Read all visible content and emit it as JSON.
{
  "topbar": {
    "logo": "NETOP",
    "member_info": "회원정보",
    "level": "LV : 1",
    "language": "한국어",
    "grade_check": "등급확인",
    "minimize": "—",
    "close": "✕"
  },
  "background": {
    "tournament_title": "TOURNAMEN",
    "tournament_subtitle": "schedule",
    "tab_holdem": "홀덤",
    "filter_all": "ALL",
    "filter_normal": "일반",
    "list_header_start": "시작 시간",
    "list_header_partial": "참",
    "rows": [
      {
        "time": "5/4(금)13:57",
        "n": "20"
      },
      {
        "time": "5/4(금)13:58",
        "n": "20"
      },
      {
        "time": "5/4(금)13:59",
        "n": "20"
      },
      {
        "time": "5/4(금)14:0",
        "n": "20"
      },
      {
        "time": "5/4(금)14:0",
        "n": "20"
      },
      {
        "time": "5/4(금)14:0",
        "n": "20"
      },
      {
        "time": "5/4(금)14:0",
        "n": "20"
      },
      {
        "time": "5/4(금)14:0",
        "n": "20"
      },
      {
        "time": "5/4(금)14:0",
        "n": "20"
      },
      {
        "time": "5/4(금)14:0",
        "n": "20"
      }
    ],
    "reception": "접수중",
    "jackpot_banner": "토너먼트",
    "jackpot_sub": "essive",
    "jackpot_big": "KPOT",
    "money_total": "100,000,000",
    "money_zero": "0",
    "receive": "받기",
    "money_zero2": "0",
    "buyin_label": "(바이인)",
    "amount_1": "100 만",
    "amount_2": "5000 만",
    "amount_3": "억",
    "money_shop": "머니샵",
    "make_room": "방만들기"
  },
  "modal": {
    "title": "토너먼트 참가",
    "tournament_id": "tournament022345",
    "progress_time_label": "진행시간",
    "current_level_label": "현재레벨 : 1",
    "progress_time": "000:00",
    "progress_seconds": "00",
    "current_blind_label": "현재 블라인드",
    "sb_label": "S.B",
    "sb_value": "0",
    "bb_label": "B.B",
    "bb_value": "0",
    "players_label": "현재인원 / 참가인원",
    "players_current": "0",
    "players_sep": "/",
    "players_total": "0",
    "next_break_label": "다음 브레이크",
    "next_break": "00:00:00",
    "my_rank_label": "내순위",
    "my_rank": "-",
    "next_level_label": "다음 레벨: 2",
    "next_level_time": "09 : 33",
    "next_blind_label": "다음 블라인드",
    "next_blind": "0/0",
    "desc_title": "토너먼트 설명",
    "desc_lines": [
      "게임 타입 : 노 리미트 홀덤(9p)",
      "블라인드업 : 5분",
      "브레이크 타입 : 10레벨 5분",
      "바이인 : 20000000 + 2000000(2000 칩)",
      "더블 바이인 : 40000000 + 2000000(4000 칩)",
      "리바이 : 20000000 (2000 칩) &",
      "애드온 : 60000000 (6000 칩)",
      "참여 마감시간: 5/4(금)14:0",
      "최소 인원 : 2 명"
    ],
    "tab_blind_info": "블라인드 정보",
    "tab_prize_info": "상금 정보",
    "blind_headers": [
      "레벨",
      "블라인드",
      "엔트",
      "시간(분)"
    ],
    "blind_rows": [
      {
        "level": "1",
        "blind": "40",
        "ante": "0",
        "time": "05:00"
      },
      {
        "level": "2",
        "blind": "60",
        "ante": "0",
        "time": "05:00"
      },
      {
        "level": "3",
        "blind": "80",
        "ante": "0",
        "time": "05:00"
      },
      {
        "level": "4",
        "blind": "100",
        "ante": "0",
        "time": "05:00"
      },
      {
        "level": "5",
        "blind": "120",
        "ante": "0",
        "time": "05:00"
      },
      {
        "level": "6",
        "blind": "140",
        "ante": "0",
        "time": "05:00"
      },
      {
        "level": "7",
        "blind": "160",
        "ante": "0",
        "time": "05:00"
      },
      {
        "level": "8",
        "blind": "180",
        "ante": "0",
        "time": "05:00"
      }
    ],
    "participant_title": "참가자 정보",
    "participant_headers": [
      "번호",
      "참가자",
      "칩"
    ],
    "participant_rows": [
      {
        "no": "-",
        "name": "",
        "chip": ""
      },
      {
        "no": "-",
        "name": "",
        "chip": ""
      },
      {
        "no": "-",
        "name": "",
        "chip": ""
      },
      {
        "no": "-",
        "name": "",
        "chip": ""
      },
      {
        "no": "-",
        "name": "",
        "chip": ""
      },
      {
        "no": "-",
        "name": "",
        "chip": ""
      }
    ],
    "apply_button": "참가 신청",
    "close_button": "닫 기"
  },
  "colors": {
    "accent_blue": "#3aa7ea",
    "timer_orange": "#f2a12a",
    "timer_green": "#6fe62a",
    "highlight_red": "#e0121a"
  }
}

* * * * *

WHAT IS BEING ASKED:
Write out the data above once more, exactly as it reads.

EXERCISE ANSWER:
Read all visible content and emit it as JSON.
{
  "topbar": {
    "logo": "NETOP",
    "member_info": "회원정보",
    "level": "LV : 1",
    "language": "한국어",
    "grade_check": "등급확인",
    "minimize": "—",
    "close": "✕"
  },
  "background": {
    "tournament_title": "TOURNAMEN",
    "tournament_subtitle": "schedule",
    "tab_holdem": "홀덤",
    "filter_all": "ALL",
    "filter_normal": "일반",
    "list_header_start": "시작 시간",
    "list_header_partial": "참",
    "rows": [
      {
        "time": "5/4(금)13:57",
        "n": "20"
      },
      {
        "time": "5/4(금)13:58",
        "n": "20"
      },
      {
        "time": "5/4(금)13:59",
        "n": "20"
      },
      {
        "time": "5/4(금)14:0",
        "n": "20"
      },
      {
        "time": "5/4(금)14:0",
        "n": "20"
      },
      {
        "time": "5/4(금)14:0",
        "n": "20"
      },
      {
        "time": "5/4(금)14:0",
        "n": "20"
      },
      {
        "time": "5/4(금)14:0",
        "n": "20"
      },
      {
        "time": "5/4(금)14:0",
        "n": "20"
      },
      {
        "time": "5/4(금)14:0",
        "n": "20"
      }
    ],
    "reception": "접수중",
    "jackpot_banner": "토너먼트",
    "jackpot_sub": "essive",
    "jackpot_big": "KPOT",
    "money_total": "100,000,000",
    "money_zero": "0",
    "receive": "받기",
    "money_zero2": "0",
    "buyin_label": "(바이인)",
    "amount_1": "100 만",
    "amount_2": "5000 만",
    "amount_3": "억",
    "money_shop": "머니샵",
    "make_room": "방만들기"
  },
  "modal": {
    "title": "토너먼트 참가",
    "tournament_id": "tournament022345",
    "progress_time_label": "진행시간",
    "current_level_label": "현재레벨 : 1",
    "progress_time": "000:00",
    "progress_seconds": "00",
    "current_blind_label": "현재 블라인드",
    "sb_label": "S.B",
    "sb_value": "0",
    "bb_label": "B.B",
    "bb_value": "0",
    "players_label": "현재인원 / 참가인원",
    "players_current": "0",
    "players_sep": "/",
    "players_total": "0",
    "next_break_label": "다음 브레이크",
    "next_break": "00:00:00",
    "my_rank_label": "내순위",
    "my_rank": "-",
    "next_level_label": "다음 레벨: 2",
    "next_level_time": "09 : 33",
    "next_blind_label": "다음 블라인드",
    "next_blind": "0/0",
    "desc_title": "토너먼트 설명",
    "desc_lines": [
      "게임 타입 : 노 리미트 홀덤(9p)",
      "블라인드업 : 5분",
      "브레이크 타입 : 10레벨 5분",
      "바이인 : 20000000 + 2000000(2000 칩)",
      "더블 바이인 : 40000000 + 2000000(4000 칩)",
      "리바이 : 20000000 (2000 칩) &",
      "애드온 : 60000000 (6000 칩)",
      "참여 마감시간: 5/4(금)14:0",
      "최소 인원 : 2 명"
    ],
    "tab_blind_info": "블라인드 정보",
    "tab_prize_info": "상금 정보",
    "blind_headers": [
      "레벨",
      "블라인드",
      "엔트",
      "시간(분)"
    ],
    "blind_rows": [
      {
        "level": "1",
        "blind": "40",
        "ante": "0",
        "time": "05:00"
      },
      {
        "level": "2",
        "blind": "60",
        "ante": "0",
        "time": "05:00"
      },
      {
        "level": "3",
        "blind": "80",
        "ante": "0",
        "time": "05:00"
      },
      {
        "level": "4",
        "blind": "100",
        "ante": "0",
        "time": "05:00"
      },
      {
        "level": "5",
        "blind": "120",
        "ante": "0",
        "time": "05:00"
      },
      {
        "level": "6",
        "blind": "140",
        "ante": "0",
        "time": "05:00"
      },
      {
        "level": "7",
        "blind": "160",
        "ante": "0",
        "time": "05:00"
      },
      {
        "level": "8",
        "blind": "180",
        "ante": "0",
        "time": "05:00"
      }
    ],
    "participant_title": "참가자 정보",
    "participant_headers": [
      "번호",
      "참가자",
      "칩"
    ],
    "participant_rows": [
      {
        "no": "-",
        "name": "",
        "chip": ""
      },
      {
        "no": "-",
        "name": "",
        "chip": ""
      },
      {
        "no": "-",
        "name": "",
        "chip": ""
      },
      {
        "no": "-",
        "name": "",
        "chip": ""
      },
      {
        "no": "-",
        "name": "",
        "chip": ""
      },
      {
        "no": "-",
        "name": "",
        "chip": ""
      }
    ],
    "apply_button": "참가 신청",
    "close_button": "닫 기"
  },
  "colors": {
    "accent_blue": "#3aa7ea",
    "timer_orange": "#f2a12a",
    "timer_green": "#6fe62a",
    "highlight_red": "#e0121a"
  }
}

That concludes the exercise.